Since its outbreak, the covid-19 pandemic is wreaking havoc over the publishing industry around the world, though it hasn't been an unmitigated disaster for everyone. Mumbai-based writer Shubhangi Swarup, for instance, has had a dream run in the last few weeks, filled with exciting surprises.
First, her debut novel, Latitudes Of Longing, found homes in the UK and the US after a wait of nearly two years. Then, in June, Oprah Winfrey's O: The Oprah Magazine included it in its summer reading recommendations, praising it as “a marvel of magic realism". Actor and entrepreneur Gwyneth Paltrow’s Goop book club followed suit, choosing it for its members last month. From struggling to find a publisher, Swarup is suddenly riding high, tasting the kind of success that literary fairy tales are made of.
First published in 2018 by HarperCollins India and shortlisted for the prestigious JCB Prize for Literature that year, Latitudes Of Longing has been a best-seller in the country. Critics have mostly loved it, too, but it wasn’t easy to find takers abroad.
“You’d think being on the shortlist of a major literary prize would help," Swarup says on the phone. “But it didn’t in my case." After working with a UK-based agent for some time and facing scores of rejection, she finally shifted to an agency in Europe. And within days, her fortunes turned. The book was picked up by One World in the US and Riverrun in the UK, and is going to be translated into 10 languages worldwide.

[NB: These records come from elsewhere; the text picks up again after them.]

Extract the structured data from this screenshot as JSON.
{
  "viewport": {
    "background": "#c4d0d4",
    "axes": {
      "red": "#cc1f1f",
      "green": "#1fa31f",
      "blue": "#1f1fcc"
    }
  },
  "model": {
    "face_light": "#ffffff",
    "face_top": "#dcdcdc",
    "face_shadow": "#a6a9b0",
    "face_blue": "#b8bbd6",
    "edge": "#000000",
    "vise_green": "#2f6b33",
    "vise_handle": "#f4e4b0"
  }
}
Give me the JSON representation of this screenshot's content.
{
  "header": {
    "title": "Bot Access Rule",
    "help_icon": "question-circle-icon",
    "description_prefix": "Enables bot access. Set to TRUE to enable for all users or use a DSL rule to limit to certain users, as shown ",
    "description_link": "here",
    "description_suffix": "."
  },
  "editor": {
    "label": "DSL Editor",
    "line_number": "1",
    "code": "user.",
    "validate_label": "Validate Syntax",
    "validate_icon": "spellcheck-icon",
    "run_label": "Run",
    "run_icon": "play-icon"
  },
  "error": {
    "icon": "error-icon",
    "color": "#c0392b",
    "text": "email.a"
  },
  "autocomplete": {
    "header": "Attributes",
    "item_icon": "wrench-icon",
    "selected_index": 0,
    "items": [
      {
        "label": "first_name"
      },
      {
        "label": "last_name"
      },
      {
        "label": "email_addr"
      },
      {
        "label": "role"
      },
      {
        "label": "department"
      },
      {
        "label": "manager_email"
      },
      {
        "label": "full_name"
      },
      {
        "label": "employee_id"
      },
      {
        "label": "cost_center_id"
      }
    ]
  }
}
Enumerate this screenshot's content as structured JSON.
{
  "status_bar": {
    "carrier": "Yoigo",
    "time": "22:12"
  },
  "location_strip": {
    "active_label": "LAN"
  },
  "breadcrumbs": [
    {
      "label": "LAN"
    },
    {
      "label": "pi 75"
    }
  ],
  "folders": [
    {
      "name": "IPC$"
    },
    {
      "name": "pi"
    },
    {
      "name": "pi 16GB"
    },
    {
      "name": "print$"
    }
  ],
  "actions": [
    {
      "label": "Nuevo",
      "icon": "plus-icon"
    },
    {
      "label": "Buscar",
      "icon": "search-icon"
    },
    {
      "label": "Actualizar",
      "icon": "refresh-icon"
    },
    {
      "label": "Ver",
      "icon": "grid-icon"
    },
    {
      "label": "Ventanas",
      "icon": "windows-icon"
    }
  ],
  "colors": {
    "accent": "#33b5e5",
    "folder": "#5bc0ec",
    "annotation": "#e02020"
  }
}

Latitudes Of Longing is a curious mishmash of stories and ideas, moving from the quiet splendour of the Andaman Islands to the inclement heights of the Karakoram range. It’s major characters are idiosyncratic, inhabiting different timelines, but tied to one another via affective bonds, especially through their relationship with the natural world.
The narrative mood keeps shifting from a clinical, scientific tone to a nebulous realm of beliefs and sorcery that do not obey physical laws. A see-saw of conflicting emotions also rends through nature. Tsunamis, earthquakes and avalanches punctuate the pages of the novel—as much as portends of climate change as signs of a spiritual crisis ripping through the fabric of humanity.
With its ghosts and humans, psychics and scientists, Latitudes Of Longing may appear to be rooted to a specifically Asian geographical and cultural milieu, but many readers outside India have responded to its themes with warmth. “I’ve been having what I would call deeply spiritual conversations with people in the US about the universality of the themes in the story," Swarup says. “Details that I, or readers in India, didn’t notice are being brought to my attention for the first time."
Swarup says it has been fulfilling, for instance, to have "readers read my work without knowing what my nationality or gender was, when these details didn’t matter." A girl in Sweden assumed she is a man, and there were many who read a work by an Indian writer for the first time when they picked up her book. "To be judged by the page, without any other expectation or pre-conceived notion, to not be ‘told’ who I should be, or what my writing ought to be like, means a lot to me," she adds.
But in spite of such rousing validation, Swarup isn’t forgetful of her arduous and unpredictable route to becoming a writer. “We read the success stories but we don’t get to see the real journey," she says. “And such perceptions often turn out to be misleading for the next generation." For now, though, the story of her rise shines like a beacon for aspiring writers, struggling through the last few months of uncertainty and looking into an unknown future.